━━ Data shown ━━
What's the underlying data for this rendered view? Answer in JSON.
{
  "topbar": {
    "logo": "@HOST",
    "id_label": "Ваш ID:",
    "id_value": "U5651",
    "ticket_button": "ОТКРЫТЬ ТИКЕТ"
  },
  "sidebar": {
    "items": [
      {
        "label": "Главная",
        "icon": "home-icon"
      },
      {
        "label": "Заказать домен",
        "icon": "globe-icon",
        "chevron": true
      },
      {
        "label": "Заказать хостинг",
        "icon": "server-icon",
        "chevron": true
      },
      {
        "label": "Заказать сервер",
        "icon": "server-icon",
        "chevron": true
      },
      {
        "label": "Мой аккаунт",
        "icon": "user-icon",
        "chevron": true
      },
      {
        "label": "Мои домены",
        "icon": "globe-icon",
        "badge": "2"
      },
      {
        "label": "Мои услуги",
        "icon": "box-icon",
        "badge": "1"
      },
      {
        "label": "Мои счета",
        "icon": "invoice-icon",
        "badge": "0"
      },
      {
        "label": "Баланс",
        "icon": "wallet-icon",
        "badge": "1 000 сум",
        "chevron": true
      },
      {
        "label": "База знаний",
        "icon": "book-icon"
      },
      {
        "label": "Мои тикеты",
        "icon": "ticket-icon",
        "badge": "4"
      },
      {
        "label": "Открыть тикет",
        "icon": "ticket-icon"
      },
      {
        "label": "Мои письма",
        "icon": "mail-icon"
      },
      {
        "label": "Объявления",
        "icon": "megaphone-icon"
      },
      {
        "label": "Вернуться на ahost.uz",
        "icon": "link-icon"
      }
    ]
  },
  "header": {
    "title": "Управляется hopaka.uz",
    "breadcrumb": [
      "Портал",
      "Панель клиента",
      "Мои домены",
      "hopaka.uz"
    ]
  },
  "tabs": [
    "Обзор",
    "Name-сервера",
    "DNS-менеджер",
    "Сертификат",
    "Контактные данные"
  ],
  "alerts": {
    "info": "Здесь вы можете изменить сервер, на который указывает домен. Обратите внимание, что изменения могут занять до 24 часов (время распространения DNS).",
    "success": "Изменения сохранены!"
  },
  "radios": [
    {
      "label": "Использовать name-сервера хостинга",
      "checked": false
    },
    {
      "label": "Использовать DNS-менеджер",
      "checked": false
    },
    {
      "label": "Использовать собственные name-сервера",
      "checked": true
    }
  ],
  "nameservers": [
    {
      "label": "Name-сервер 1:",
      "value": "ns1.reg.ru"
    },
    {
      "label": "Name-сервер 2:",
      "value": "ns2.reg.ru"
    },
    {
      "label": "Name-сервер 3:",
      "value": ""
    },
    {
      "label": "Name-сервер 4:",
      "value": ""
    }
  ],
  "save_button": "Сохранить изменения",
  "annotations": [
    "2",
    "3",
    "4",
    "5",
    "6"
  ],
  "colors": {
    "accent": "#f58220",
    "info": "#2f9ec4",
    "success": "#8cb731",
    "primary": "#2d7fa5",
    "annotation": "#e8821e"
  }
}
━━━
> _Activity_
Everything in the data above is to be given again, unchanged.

> _Answer_
What's the underlying data for this rendered view? Answer in JSON.
{
  "topbar": {
    "logo": "@HOST",
    "id_label": "Ваш ID:",
    "id_value": "U5651",
    "ticket_button": "ОТКРЫТЬ ТИКЕТ"
  },
  "sidebar": {
    "items": [
      {
        "label": "Главная",
        "icon": "home-icon"
      },
      {
        "label": "Заказать домен",
        "icon": "globe-icon",
        "chevron": true
      },
      {
        "label": "Заказать хостинг",
        "icon": "server-icon",
        "chevron": true
      },
      {
        "label": "Заказать сервер",
        "icon": "server-icon",
        "chevron": true
      },
      {
        "label": "Мой аккаунт",
        "icon": "user-icon",
        "chevron": true
      },
      {
        "label": "Мои домены",
        "icon": "globe-icon",
        "badge": "2"
      },
      {
        "label": "Мои услуги",
        "icon": "box-icon",
        "badge": "1"
      },
      {
        "label": "Мои счета",
        "icon": "invoice-icon",
        "badge": "0"
      },
      {
        "label": "Баланс",
        "icon": "wallet-icon",
        "badge": "1 000 сум",
        "chevron": true
      },
      {
        "label": "База знаний",
        "icon": "book-icon"
      },
      {
        "label": "Мои тикеты",
        "icon": "ticket-icon",
        "badge": "4"
      },
      {
        "label": "Открыть тикет",
        "icon": "ticket-icon"
      },
      {
        "label": "Мои письма",
        "icon": "mail-icon"
      },
      {
        "label": "Объявления",
        "icon": "megaphone-icon"
      },
      {
        "label": "Вернуться на ahost.uz",
        "icon": "link-icon"
      }
    ]
  },
  "header": {
    "title": "Управляется hopaka.uz",
    "breadcrumb": [
      "Портал",
      "Панель клиента",
      "Мои домены",
      "hopaka.uz"
    ]
  },
  "tabs": [
    "Обзор",
    "Name-сервера",
    "DNS-менеджер",
    "Сертификат",
    "Контактные данные"
  ],
  "alerts": {
    "info": "Здесь вы можете изменить сервер, на который указывает домен. Обратите внимание, что изменения могут занять до 24 часов (время распространения DNS).",
    "success": "Изменения сохранены!"
  },
  "radios": [
    {
      "label": "Использовать name-сервера хостинга",
      "checked": false
    },
    {
      "label": "Использовать DNS-менеджер",
      "checked": false
    },
    {
      "label": "Использовать собственные name-сервера",
      "checked": true
    }
  ],
  "nameservers": [
    {
      "label": "Name-сервер 1:",
      "value": "ns1.reg.ru"
    },
    {
      "label": "Name-сервер 2:",
      "value": "ns2.reg.ru"
    },
    {
      "label": "Name-сервер 3:",
      "value": ""
    },
    {
      "label": "Name-сервер 4:",
      "value": ""
    }
  ],
  "save_button": "Сохранить изменения",
  "annotations": [
    "2",
    "3",
    "4",
    "5",
    "6"
  ],
  "colors": {
    "accent": "#f58220",
    "info": "#2f9ec4",
    "success": "#8cb731",
    "primary": "#2d7fa5",
    "annotation": "#e8821e"
  }
}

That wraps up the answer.